> but tbh I don't really have much of a feel for what a relation is, beyond the formal definition.

I tend to visualize relations as matrices of 0's and 1's, or matrices of \$$\texttt{true}\$$'s and \$$\texttt{false}\$$'s. Composing relations is just matrix multiplication using \$$\texttt{and}\$$ and \$$\texttt{or}\$$ instead of \$$\times\$$ and \$$+\$$.

Profunctors are also just glorified matrices, with composition being done by a version of matrix multiplication.

Another way I imagine a relation is this. A set is a bunch of dots. A relation from a set \$$X\$$ to a set \$$Y\$$ is as a bunch of line segments: one joining each dot in \$$X\$$ to each dot in \$$Y\$$ to which its related: Unlike the usual picture of a _function_: you probably don't want to imagine _arrowheads_ on the line segments for a relation! You want to be able to just turn around your mental picture of a relation \$$R \colon X \nrightarrow Y\$$ and see the transpose \$$R^\top \colon Y \nrightarrow X\$$.

Of course each line segment represents a \$$\texttt{true}\$$ in the matrix I mentioned earlier, and each _absence_ of a line segment represents a \$$\texttt{false}\$$. Composing relations has a very simple pictorial interpretation in terms of these line segments... and you can see that it's the same as matrix multiplication using \$$\texttt{and}\$$ and \$$\texttt{or}\$$.

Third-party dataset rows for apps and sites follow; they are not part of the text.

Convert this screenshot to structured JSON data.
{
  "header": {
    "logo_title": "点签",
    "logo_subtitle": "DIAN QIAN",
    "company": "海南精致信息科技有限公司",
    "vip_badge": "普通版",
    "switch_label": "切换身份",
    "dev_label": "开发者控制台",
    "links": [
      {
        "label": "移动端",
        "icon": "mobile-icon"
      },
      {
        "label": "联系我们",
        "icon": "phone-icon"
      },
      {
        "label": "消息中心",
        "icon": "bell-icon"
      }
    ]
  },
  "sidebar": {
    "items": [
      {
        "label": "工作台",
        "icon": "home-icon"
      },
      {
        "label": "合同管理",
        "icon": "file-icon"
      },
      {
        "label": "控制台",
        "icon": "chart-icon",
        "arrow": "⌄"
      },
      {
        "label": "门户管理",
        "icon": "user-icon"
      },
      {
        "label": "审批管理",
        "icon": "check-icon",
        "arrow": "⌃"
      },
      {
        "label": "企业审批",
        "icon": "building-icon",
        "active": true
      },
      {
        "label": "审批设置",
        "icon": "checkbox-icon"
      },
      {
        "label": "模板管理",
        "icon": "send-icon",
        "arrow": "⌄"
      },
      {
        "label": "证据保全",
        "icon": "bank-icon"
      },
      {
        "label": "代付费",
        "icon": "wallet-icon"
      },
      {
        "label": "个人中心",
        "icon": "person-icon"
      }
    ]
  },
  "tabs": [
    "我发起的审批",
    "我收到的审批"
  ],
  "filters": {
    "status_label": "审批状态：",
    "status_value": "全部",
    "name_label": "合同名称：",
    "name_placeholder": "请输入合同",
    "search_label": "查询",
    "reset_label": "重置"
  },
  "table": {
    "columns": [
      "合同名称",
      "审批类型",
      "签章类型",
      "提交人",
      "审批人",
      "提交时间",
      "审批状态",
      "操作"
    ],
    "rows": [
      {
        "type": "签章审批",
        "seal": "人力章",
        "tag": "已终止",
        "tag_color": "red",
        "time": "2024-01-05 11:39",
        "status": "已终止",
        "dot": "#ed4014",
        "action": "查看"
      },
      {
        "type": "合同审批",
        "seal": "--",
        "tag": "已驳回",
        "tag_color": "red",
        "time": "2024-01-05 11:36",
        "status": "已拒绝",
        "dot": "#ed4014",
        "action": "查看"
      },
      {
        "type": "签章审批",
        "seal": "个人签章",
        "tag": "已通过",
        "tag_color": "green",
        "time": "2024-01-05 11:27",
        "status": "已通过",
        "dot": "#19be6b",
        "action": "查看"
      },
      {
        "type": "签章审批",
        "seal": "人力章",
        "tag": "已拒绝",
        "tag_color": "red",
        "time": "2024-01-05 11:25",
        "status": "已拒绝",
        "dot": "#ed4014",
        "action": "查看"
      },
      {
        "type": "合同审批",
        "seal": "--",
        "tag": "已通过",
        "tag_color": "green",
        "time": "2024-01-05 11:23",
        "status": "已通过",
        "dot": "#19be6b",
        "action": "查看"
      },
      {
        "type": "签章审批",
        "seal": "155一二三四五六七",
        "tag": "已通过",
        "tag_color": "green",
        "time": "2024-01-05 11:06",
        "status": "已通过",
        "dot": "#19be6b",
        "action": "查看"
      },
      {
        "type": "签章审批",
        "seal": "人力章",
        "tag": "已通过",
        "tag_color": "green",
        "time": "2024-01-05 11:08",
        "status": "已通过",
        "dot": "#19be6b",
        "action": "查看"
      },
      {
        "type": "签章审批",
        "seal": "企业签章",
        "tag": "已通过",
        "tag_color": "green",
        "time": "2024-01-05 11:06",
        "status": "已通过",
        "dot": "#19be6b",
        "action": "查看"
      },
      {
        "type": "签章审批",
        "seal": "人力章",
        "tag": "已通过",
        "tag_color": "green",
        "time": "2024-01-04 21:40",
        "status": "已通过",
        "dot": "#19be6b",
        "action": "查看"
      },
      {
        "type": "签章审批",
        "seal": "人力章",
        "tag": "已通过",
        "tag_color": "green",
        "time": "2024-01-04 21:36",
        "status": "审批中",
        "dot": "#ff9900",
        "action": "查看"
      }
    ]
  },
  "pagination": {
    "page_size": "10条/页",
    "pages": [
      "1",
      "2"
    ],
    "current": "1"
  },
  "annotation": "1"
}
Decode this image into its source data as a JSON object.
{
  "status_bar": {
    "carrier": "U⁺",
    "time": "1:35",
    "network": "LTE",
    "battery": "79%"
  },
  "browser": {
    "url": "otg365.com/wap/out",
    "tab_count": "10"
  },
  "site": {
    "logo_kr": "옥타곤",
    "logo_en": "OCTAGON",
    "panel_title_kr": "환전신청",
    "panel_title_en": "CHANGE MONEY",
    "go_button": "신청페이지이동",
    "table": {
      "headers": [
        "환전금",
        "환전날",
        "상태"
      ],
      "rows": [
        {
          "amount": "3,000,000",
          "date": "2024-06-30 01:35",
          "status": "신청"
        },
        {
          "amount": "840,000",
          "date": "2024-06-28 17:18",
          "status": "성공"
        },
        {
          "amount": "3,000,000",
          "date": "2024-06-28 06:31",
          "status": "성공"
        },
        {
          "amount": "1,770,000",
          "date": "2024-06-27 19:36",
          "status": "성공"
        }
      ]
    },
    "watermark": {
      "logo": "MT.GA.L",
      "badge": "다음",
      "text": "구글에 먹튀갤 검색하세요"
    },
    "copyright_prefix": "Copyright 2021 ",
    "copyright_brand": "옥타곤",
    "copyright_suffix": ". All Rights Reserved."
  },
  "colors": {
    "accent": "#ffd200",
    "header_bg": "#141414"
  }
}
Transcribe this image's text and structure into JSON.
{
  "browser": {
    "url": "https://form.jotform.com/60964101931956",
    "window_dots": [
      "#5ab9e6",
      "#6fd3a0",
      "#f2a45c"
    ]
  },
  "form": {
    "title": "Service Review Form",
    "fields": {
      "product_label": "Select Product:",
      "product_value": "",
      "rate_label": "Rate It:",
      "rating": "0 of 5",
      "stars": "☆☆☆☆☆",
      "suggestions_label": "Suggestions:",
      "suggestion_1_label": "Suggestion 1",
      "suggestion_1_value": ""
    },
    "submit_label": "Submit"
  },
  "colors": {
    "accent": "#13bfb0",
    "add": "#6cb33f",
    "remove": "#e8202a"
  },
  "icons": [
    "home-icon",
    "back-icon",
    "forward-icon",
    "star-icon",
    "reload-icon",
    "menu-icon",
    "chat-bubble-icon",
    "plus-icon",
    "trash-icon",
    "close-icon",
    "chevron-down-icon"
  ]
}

I don't know if this helps, but I feel completely happy with my understanding of relations.... probably because I have a bunch of interlocking ways to think about them... so maybe I can make you happy too.